Abney Hall had everything! The garden boasted a waterfall, a stream and a tunnel under the drive!
The Christmas fare was of gargantuan proportions. I was a skinny child appearing delicate, but actually of robust health and perpetually hungry! The boys of the family and I used to vie with each other as to who could eat most on Christmas Day. Oyster Soup and Turbot went down without undue zest, but then came Roast Turkey, Boiled Turkey and an enormous Sirloin of Beef.
The boys and I had two helpings of all three! We then had Plum Pudding, Mince pies, Trifle and every kind of dessert.
During the afternoon we ate chocolates solidly. We neither felt, nor were, sick!
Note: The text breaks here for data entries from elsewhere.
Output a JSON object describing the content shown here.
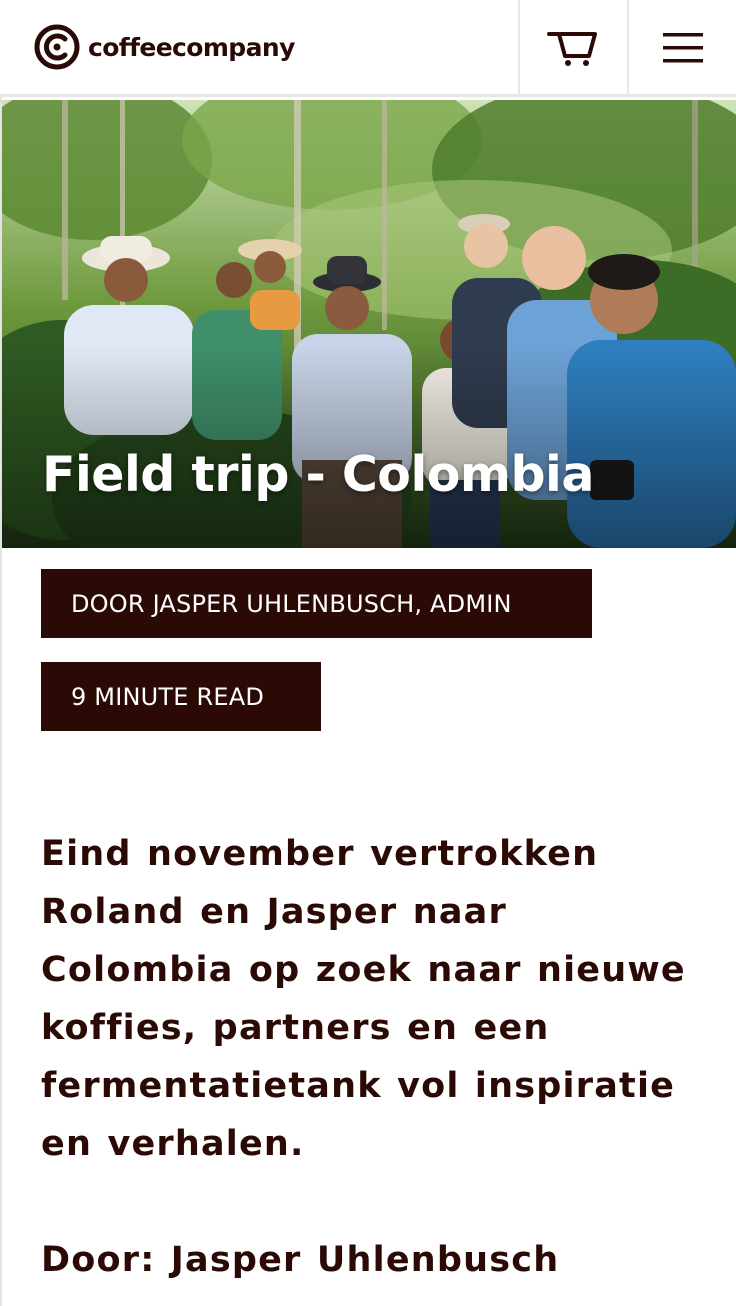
{
  "brand": {
    "name": "coffeecompany",
    "color": "#2b0a06"
  },
  "header": {
    "cart_icon": "shopping-cart-icon",
    "menu_icon": "hamburger-menu-icon"
  },
  "hero": {
    "title": "Field trip - Colombia",
    "image": "group-of-coffee-farmers-and-visitors-photo"
  },
  "tags": {
    "author": "DOOR JASPER UHLENBUSCH, ADMIN",
    "read_time": "9 MINUTE READ"
  },
  "article": {
    "intro": "Eind november vertrokken Roland en Jasper naar Colombia op zoek naar nieuwe koffies, partners en een fermentatietank vol inspiratie en verhalen.",
    "byline": "Door: Jasper Uhlenbusch"
  }
}
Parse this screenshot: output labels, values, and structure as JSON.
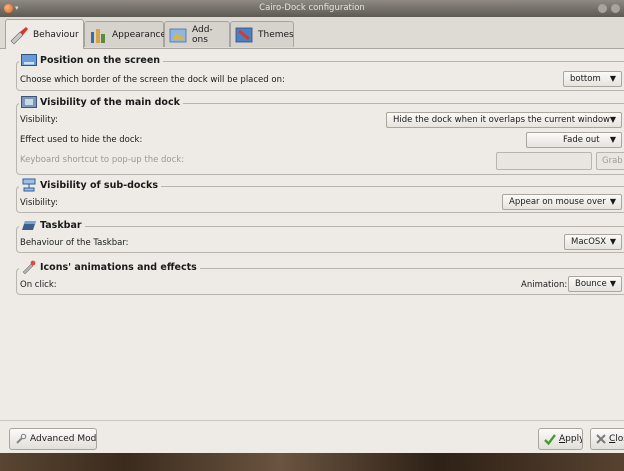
{
  "window": {
    "title": "Cairo-Dock configuration"
  },
  "tabs": [
    {
      "label": "Behaviour",
      "icon": "behaviour-icon",
      "active": true
    },
    {
      "label": "Appearance",
      "icon": "appearance-icon",
      "active": false
    },
    {
      "label": "Add-ons",
      "icon": "addons-icon",
      "active": false
    },
    {
      "label": "Themes",
      "icon": "themes-icon",
      "active": false
    }
  ],
  "sections": {
    "position": {
      "title": "Position on the screen",
      "border_label": "Choose which border of the screen the dock will be placed on:",
      "border_value": "bottom"
    },
    "visibility_main": {
      "title": "Visibility of the main dock",
      "visibility_label": "Visibility:",
      "visibility_value": "Hide the dock when it overlaps the current window",
      "effect_label": "Effect used to hide the dock:",
      "effect_value": "Fade out",
      "shortcut_label": "Keyboard shortcut to pop-up the dock:",
      "grab_label": "Grab"
    },
    "visibility_sub": {
      "title": "Visibility of sub-docks",
      "visibility_label": "Visibility:",
      "visibility_value": "Appear on mouse over"
    },
    "taskbar": {
      "title": "Taskbar",
      "behaviour_label": "Behaviour of the Taskbar:",
      "behaviour_value": "MacOSX"
    },
    "animations": {
      "title": "Icons' animations and effects",
      "onclick_label": "On click:",
      "animation_label": "Animation:",
      "animation_value": "Bounce"
    }
  },
  "buttons": {
    "advanced_mode": "Advanced Mode",
    "apply_mnemonic": "A",
    "apply_rest": "pply",
    "close_mnemonic": "C",
    "close_rest": "los"
  },
  "colors": {
    "accent": "#4a7fc1",
    "window_bg": "#eeebe6"
  }
}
How lovely to be eleven years old and greedy!
What a day of delight from ‘Stockings’ in bed in the morning, Church and all the Christmas hymns, Christmas dinner, Presents, and the final Lighting of
the Christmas Tree!
And how deep my gratitude to the kind and hospitable hostess who must have worked so hard to make Christmas Day a wonderful memory to me still
in my old age.
So let me dedicate this book to the memory of Abney Hall – its kindness and its hospitality.